Tommy: As a pastor, you’re also learning the importance that some of these individuals may not have a good biblical foundation in terms of digging in the Scripture, and sometimes you’ve actually been trying to do that more as a church, as a pastor?

Andrew: Yeah, that’s right, so we’re really trying. I think it’s two things. It’s giving them a biblical foundation.  They need that understanding of what is the theology of money, or what is the theology of work, what is the theology of marriage and family, so that’s a really big foundation for them. And then the second part to that it is discipling people through that, through what does that look like in their lives on a daily basis? What does that look like for them personally, and how do they need to live in obedience to the scripture in their own context? And I think a lot of time that’s actually the harder part. A lot of guys in our church, they have access to all the books and all the stuff on the internet by Tim Keller and all these great pastors and theologians but walking through those types of issues are challenging. And I think that’s really the role of the local church in Indonesia—to be discipling young people to do.

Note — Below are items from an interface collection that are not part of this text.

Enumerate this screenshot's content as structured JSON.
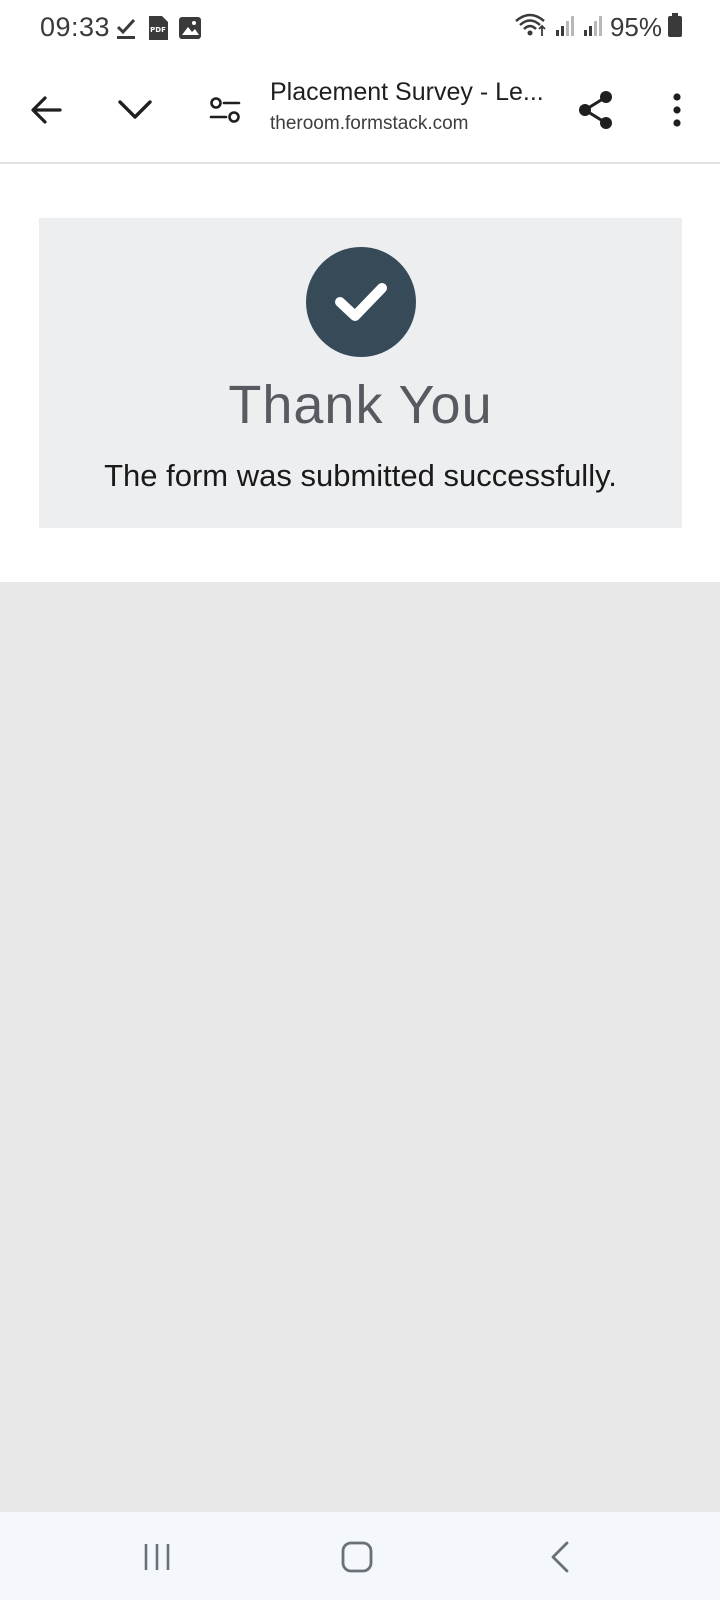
{
  "status_bar": {
    "time": "09:33",
    "left_icons": [
      "checkmark-download-icon",
      "pdf-file-icon",
      "image-icon"
    ],
    "right_icons": [
      "wifi-icon",
      "signal-icon-1",
      "signal-icon-2",
      "battery-icon"
    ],
    "battery_percent": "95%"
  },
  "toolbar": {
    "page_title": "Placement Survey - Le...",
    "page_url": "theroom.formstack.com",
    "buttons": [
      "back-arrow-icon",
      "chevron-down-icon",
      "page-settings-icon",
      "share-icon",
      "more-vert-icon"
    ]
  },
  "confirmation": {
    "icon": "check-circle-icon",
    "title": "Thank You",
    "message": "The form was submitted successfully.",
    "icon_bg_color": "#374a58",
    "card_bg_color": "#edeef0"
  },
  "nav_bar": {
    "buttons": [
      "recent-apps-icon",
      "home-icon",
      "back-icon"
    ]
  }
}
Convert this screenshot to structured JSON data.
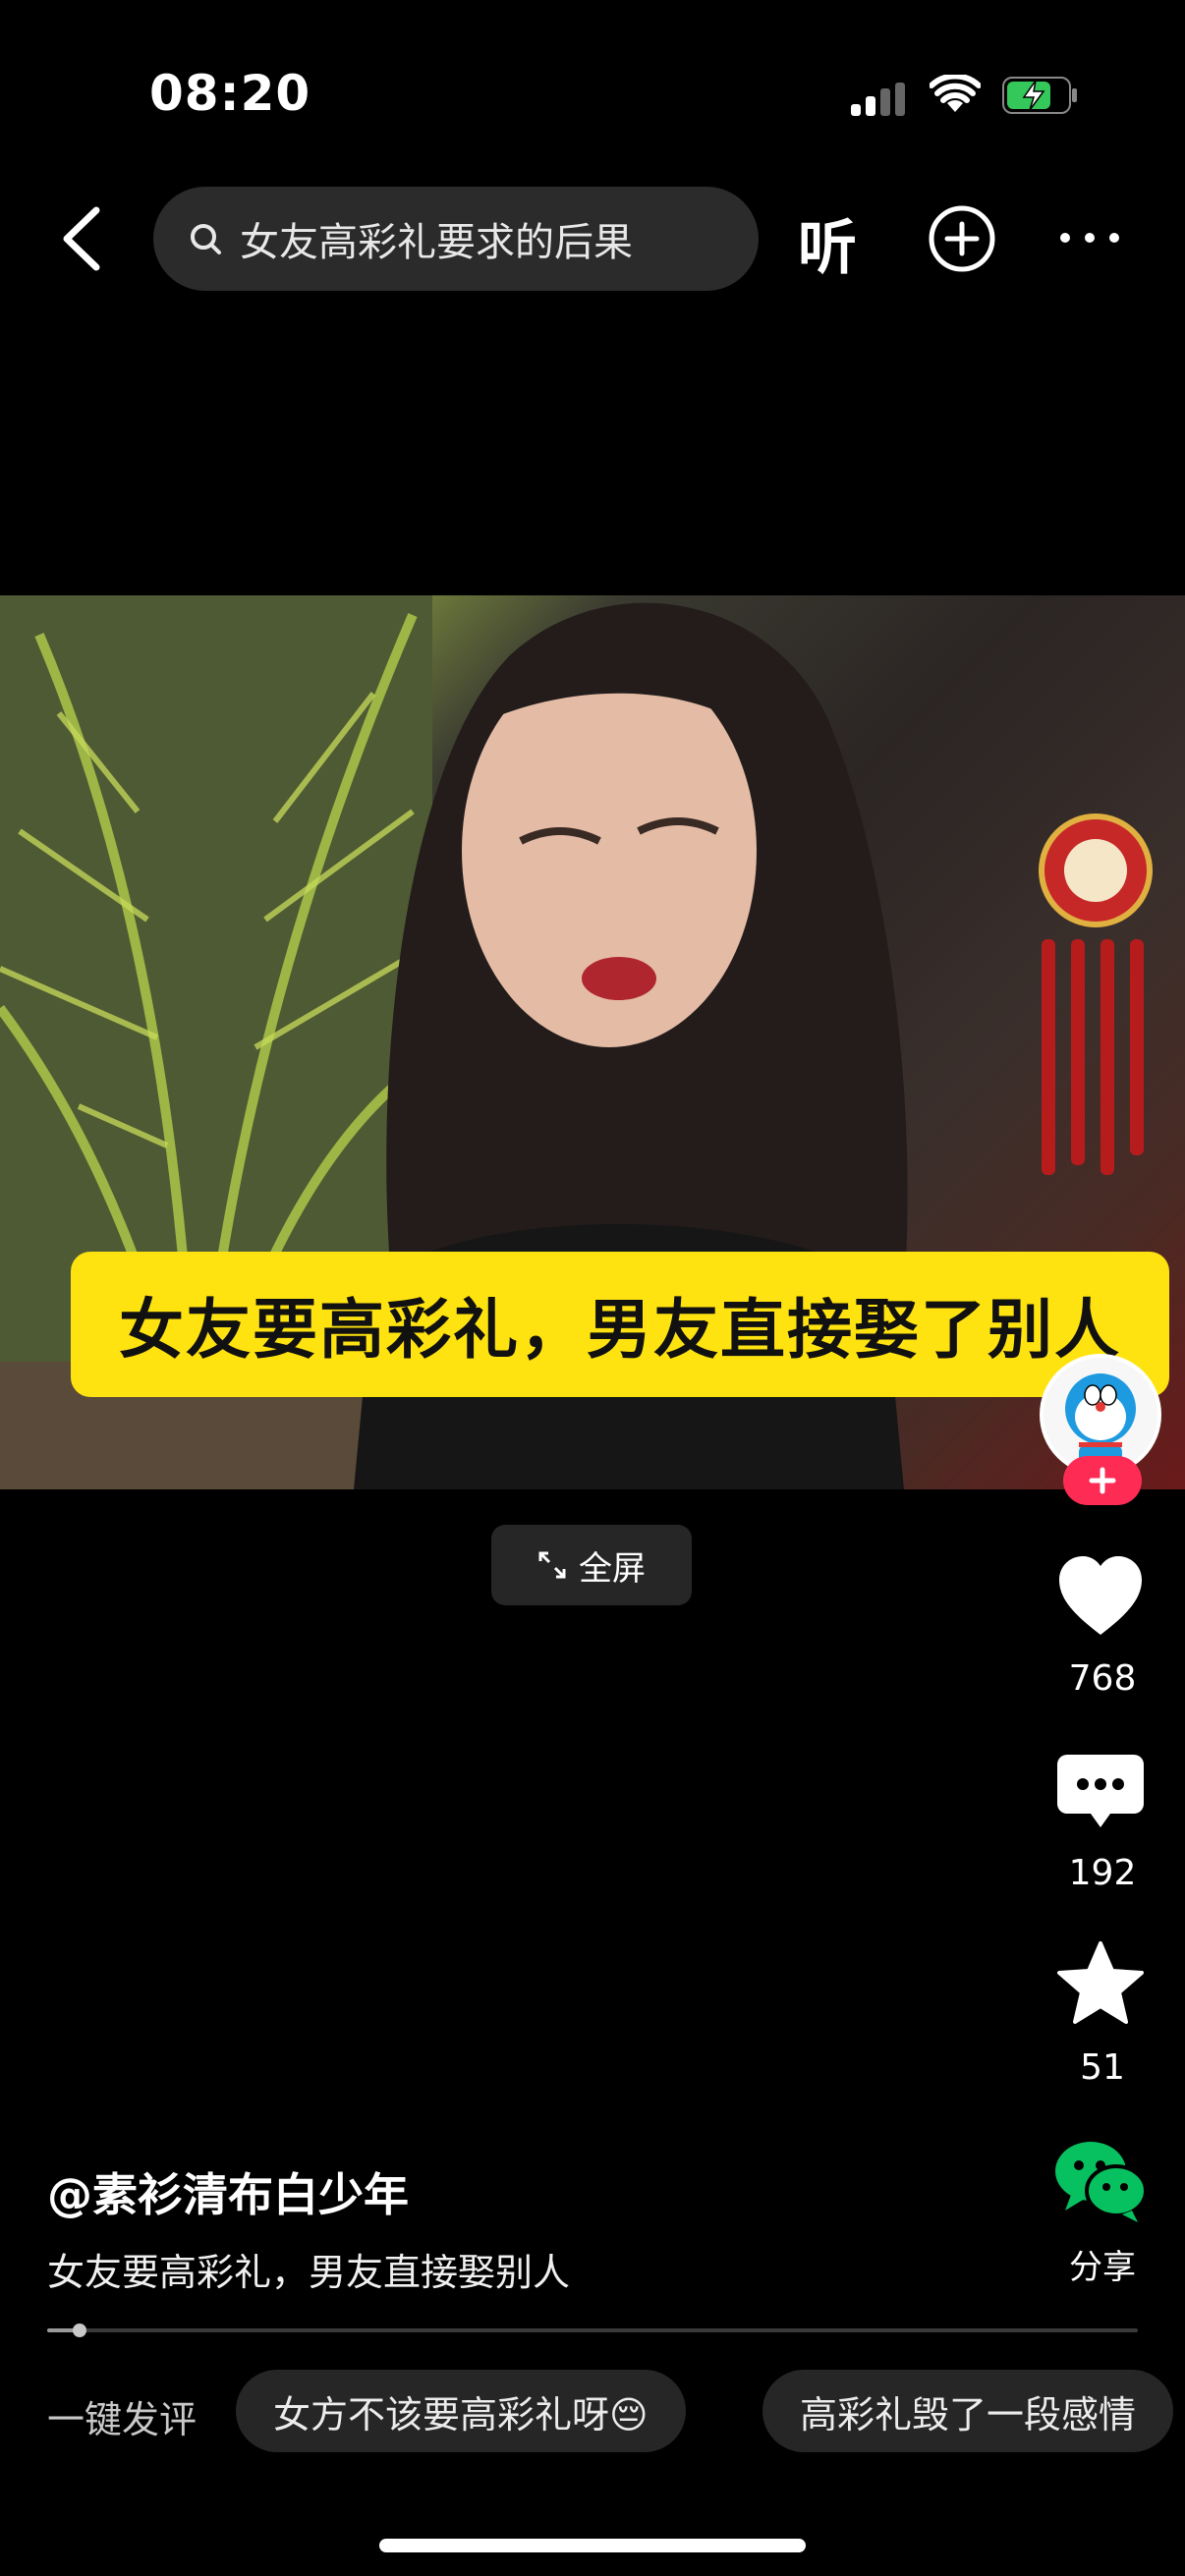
{
  "status": {
    "time": "08:20"
  },
  "nav": {
    "search_text": "女友高彩礼要求的后果",
    "listen_label": "听"
  },
  "video": {
    "caption": "女友要高彩礼，男友直接娶了别人",
    "fullscreen_label": "全屏"
  },
  "rail": {
    "likes": "768",
    "comments": "192",
    "favorites": "51",
    "share_label": "分享"
  },
  "info": {
    "author": "@素衫清布白少年",
    "description": "女友要高彩礼，男友直接娶别人",
    "progress": 0.03
  },
  "quick_comments": {
    "label": "一键发评",
    "chips": [
      "女方不该要高彩礼呀😔",
      "高彩礼毁了一段感情"
    ]
  },
  "colors": {
    "accent_red": "#fe2c55",
    "caption_yellow": "#ffe311",
    "wechat_green": "#07c160"
  }
}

Tommy: Andrew I have two last questions for you. The topic is nonprofits.  We’re very familiar with that here in the US but in Jakarta people may not have a very high confidence or opinion of nonprofits in Indonesia. Can you talk through a little bit of that and explain this.  

Andrew.  I think a factor that you can’t ignore about working with nonprofits in Indonesia is the factor of corruption. I mean it’s so pervasive in the society in Indonesia, so a lot of nonprofits are going to work in that kind of environment and in that kind of system. So a lot of them are going to be affected by it or kind of get swept under by it.

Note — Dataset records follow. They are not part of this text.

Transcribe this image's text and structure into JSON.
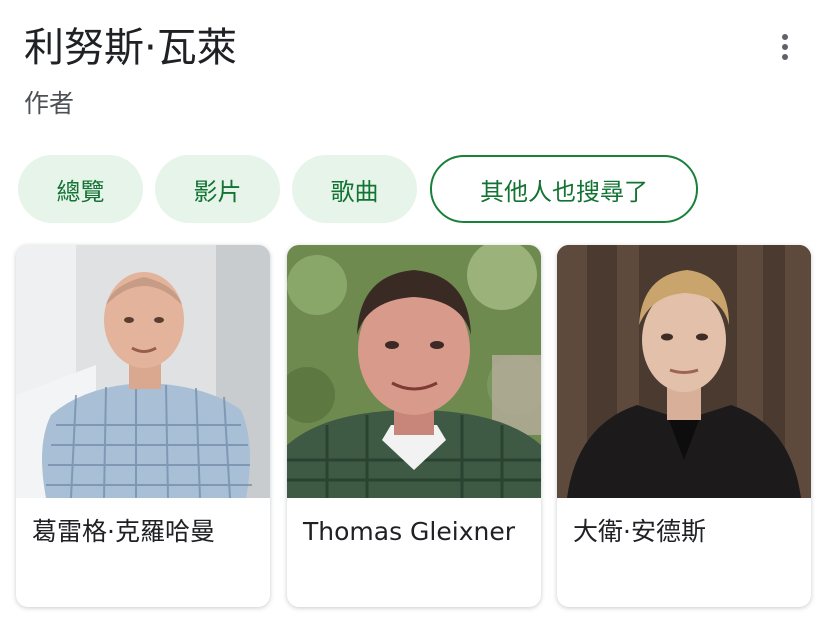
{
  "header": {
    "title": "利努斯·瓦萊",
    "subtitle": "作者",
    "more_icon": "more-vertical-icon"
  },
  "chips": [
    {
      "label": "總覽",
      "selected": false
    },
    {
      "label": "影片",
      "selected": false
    },
    {
      "label": "歌曲",
      "selected": false
    },
    {
      "label": "其他人也搜尋了",
      "selected": true
    }
  ],
  "people": [
    {
      "name": "葛雷格·克羅哈曼"
    },
    {
      "name": "Thomas Gleixner"
    },
    {
      "name": "大衛·安德斯"
    }
  ],
  "colors": {
    "chip_bg": "#e6f4ea",
    "chip_text": "#137333",
    "chip_border_selected": "#188038",
    "title_text": "#202124",
    "subtitle_text": "#4d5156"
  }
}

I think another big issue with nonprofits is leadership. There is a big leadership void, so really having people who are let alone “godly,” but just someone who has integrity and someone who is able to follow through and able to execute on a plan they have, I think that’s a lot harder than often times it’s realized in a situation like Indonesia. So even though people may have great ideas, the execution of those ideas and goals as a nonprofit are just really hard to realize. And so, yeah, it’s really, really hard to find those kinds of people who are really good leaders in the nonprofit sector.

Tommy: Andrew, even as you’ve been with Resource Global and been helping us out on the Indonesian board what is your hope that these cohort members would do to help their city or their country in the future?

I’m really hoping that people that are involved in this cohort first really love Jesus Christ and that love and devotion to Christ comes out in the way that they do everything in their lives, in the way that they’re involved in their local church and discipling people, the way that they’re involved in their families and we see restoration, Christ-like restoration in their own marriages and with their parents and just with their own parenting. I want to see them as people who really are salt in the marketplace, and they’re really light in the marketplace and use that platform to bring Christ into the systems that are in place as well as relationships with people that they work with and the influence that they have. So that’s what I’m really praying for, for the influence in this generation in the next 20, 30 years, that God would really raise some of them up in different spheres in society, whether its business or whether it’s education or government or even in churches. You know, that they would be these people who really love Christ and are really making Him known and exemplifying that in their lives and the generations to come. That is my hope and vision for Jakarta.  

Tommy: Hey Andrew, thank you, I appreciate it!